§ **Your assignment**: In the records, find every line with the word "JSON" and copy it out.

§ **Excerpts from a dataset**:
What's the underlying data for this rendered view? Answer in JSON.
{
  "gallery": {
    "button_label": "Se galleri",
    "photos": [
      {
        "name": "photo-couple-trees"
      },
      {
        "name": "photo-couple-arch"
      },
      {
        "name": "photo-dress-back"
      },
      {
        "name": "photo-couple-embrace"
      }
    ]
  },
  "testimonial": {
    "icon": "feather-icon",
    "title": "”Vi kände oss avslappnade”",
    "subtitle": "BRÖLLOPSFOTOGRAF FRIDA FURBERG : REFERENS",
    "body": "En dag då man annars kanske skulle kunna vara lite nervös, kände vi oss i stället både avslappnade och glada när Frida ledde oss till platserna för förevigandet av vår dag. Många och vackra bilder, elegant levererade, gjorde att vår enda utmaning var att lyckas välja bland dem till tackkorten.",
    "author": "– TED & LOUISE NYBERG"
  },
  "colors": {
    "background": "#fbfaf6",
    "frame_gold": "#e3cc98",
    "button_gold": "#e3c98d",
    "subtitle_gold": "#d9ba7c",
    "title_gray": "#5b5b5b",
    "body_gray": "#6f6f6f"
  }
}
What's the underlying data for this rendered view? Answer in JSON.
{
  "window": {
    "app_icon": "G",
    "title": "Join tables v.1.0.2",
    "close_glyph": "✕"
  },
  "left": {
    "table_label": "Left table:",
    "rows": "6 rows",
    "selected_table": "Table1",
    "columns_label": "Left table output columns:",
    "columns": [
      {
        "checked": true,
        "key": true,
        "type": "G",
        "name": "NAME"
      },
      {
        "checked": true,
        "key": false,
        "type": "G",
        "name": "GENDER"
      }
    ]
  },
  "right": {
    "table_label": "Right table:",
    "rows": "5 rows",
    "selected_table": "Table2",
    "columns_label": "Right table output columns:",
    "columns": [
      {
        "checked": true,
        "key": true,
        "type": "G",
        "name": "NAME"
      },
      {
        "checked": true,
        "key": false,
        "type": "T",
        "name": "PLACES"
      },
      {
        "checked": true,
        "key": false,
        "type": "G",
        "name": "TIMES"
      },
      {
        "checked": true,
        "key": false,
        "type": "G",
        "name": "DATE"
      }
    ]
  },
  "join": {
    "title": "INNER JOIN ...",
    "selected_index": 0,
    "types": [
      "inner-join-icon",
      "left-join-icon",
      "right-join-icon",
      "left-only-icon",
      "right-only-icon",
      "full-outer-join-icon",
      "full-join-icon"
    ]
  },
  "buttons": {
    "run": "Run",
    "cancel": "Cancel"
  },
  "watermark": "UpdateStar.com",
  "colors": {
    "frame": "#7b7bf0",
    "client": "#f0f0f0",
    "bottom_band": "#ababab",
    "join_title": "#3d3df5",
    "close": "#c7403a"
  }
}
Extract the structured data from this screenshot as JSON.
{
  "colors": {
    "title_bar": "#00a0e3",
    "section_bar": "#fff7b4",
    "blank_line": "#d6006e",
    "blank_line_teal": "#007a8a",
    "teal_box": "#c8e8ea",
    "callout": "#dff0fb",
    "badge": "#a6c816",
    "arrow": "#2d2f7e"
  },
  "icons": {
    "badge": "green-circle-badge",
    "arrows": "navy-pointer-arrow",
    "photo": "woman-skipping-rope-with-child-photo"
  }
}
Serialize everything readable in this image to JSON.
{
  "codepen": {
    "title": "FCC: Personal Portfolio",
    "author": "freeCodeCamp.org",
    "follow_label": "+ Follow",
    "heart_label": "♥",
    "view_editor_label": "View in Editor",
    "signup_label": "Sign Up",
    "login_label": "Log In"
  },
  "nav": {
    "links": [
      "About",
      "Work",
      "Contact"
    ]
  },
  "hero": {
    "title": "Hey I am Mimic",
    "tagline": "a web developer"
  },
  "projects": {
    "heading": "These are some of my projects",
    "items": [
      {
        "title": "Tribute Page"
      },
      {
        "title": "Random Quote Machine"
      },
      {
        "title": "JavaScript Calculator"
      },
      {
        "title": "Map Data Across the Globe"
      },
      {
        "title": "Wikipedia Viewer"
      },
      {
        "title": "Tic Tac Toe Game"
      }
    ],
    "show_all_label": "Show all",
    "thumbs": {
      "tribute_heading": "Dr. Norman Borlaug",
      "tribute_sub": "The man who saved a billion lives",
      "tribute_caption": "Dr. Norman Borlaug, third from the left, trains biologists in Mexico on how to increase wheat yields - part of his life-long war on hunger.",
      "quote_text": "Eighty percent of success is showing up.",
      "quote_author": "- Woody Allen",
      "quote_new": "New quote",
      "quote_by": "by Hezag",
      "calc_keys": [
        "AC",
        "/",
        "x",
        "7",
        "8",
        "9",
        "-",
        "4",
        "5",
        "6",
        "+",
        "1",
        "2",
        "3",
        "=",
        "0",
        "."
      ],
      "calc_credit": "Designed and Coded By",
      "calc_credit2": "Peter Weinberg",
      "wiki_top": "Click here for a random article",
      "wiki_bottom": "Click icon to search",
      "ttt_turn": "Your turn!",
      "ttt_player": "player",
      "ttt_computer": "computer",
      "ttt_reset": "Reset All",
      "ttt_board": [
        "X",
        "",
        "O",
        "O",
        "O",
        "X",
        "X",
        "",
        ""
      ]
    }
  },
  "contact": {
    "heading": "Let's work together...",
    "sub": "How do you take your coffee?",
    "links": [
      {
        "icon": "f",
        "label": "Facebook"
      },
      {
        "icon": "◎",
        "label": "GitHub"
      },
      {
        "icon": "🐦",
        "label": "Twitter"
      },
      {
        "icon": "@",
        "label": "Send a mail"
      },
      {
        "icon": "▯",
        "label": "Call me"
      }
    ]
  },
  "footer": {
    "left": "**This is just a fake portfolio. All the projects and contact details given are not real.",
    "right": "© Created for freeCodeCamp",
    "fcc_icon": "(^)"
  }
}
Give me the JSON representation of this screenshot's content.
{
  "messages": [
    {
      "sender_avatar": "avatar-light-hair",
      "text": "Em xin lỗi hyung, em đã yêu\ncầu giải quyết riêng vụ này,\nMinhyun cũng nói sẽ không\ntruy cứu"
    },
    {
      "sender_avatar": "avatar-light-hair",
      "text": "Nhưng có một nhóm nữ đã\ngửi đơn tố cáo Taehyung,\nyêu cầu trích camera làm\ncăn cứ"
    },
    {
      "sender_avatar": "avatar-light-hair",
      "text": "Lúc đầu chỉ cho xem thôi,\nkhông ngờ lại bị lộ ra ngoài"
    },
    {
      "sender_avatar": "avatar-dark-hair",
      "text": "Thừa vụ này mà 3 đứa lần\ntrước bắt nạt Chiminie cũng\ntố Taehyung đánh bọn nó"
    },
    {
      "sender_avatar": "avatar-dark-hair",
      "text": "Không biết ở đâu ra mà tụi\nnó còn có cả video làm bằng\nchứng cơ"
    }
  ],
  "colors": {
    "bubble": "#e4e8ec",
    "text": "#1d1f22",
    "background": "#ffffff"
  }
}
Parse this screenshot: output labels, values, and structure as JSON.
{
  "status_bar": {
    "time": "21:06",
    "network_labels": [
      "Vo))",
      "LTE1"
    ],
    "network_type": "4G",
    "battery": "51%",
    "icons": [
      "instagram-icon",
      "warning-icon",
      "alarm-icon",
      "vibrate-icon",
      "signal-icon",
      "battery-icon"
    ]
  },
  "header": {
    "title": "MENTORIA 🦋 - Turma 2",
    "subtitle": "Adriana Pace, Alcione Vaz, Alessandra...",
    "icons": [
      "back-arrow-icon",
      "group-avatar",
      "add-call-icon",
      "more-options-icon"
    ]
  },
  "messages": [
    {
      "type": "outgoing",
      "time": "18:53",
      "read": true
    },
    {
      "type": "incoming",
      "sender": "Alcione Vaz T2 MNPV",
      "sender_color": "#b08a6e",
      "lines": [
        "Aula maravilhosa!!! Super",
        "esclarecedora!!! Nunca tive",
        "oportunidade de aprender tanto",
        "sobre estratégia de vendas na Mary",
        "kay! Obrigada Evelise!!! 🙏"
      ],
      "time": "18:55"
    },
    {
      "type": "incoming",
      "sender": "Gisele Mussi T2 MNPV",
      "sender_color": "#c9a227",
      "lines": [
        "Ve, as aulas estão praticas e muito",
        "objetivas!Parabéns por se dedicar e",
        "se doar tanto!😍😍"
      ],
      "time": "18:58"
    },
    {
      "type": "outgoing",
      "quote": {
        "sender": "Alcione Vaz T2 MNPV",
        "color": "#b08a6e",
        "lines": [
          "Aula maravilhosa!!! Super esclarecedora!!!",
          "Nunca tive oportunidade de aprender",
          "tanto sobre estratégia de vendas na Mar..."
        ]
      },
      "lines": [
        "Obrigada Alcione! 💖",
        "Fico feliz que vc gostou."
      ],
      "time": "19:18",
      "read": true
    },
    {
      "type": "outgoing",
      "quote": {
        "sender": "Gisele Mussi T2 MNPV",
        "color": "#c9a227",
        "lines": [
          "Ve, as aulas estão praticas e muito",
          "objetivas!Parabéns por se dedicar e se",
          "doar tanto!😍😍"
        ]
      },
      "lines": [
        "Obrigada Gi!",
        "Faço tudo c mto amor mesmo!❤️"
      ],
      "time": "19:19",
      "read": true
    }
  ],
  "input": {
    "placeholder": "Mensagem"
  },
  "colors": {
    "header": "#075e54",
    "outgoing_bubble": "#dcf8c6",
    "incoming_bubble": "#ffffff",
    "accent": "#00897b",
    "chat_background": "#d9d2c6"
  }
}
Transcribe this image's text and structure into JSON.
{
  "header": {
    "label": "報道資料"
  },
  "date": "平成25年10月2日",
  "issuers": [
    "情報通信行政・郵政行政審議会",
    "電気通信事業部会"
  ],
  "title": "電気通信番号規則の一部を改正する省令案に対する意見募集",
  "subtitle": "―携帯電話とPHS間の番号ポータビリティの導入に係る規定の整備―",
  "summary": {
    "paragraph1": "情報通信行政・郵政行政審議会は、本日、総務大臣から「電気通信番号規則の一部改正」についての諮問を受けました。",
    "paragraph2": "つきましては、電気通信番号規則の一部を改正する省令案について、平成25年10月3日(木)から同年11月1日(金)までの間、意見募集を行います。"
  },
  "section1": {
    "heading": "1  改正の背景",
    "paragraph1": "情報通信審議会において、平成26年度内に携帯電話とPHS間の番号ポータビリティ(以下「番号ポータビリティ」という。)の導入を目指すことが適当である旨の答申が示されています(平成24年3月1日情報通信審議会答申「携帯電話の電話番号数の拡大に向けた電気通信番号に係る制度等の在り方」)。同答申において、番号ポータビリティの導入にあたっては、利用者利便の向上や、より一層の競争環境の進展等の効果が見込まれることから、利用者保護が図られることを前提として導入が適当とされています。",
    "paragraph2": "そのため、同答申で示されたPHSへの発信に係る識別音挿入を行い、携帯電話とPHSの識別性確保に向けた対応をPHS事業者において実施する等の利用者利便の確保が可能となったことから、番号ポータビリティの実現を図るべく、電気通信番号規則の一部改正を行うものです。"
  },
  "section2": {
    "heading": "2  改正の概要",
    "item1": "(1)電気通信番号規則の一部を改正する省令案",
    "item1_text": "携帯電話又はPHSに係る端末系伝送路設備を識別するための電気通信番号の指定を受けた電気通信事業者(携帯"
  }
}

§ **Exercise response**:
What's the underlying data for this rendered view? Answer in JSON.
What's the underlying data for this rendered view? Answer in JSON.
Extract the structured data from this screenshot as JSON.
Serialize everything readable in this image to JSON.
Give me the JSON representation of this screenshot's content.
Parse this screenshot: output labels, values, and structure as JSON.
Transcribe this image's text and structure into JSON.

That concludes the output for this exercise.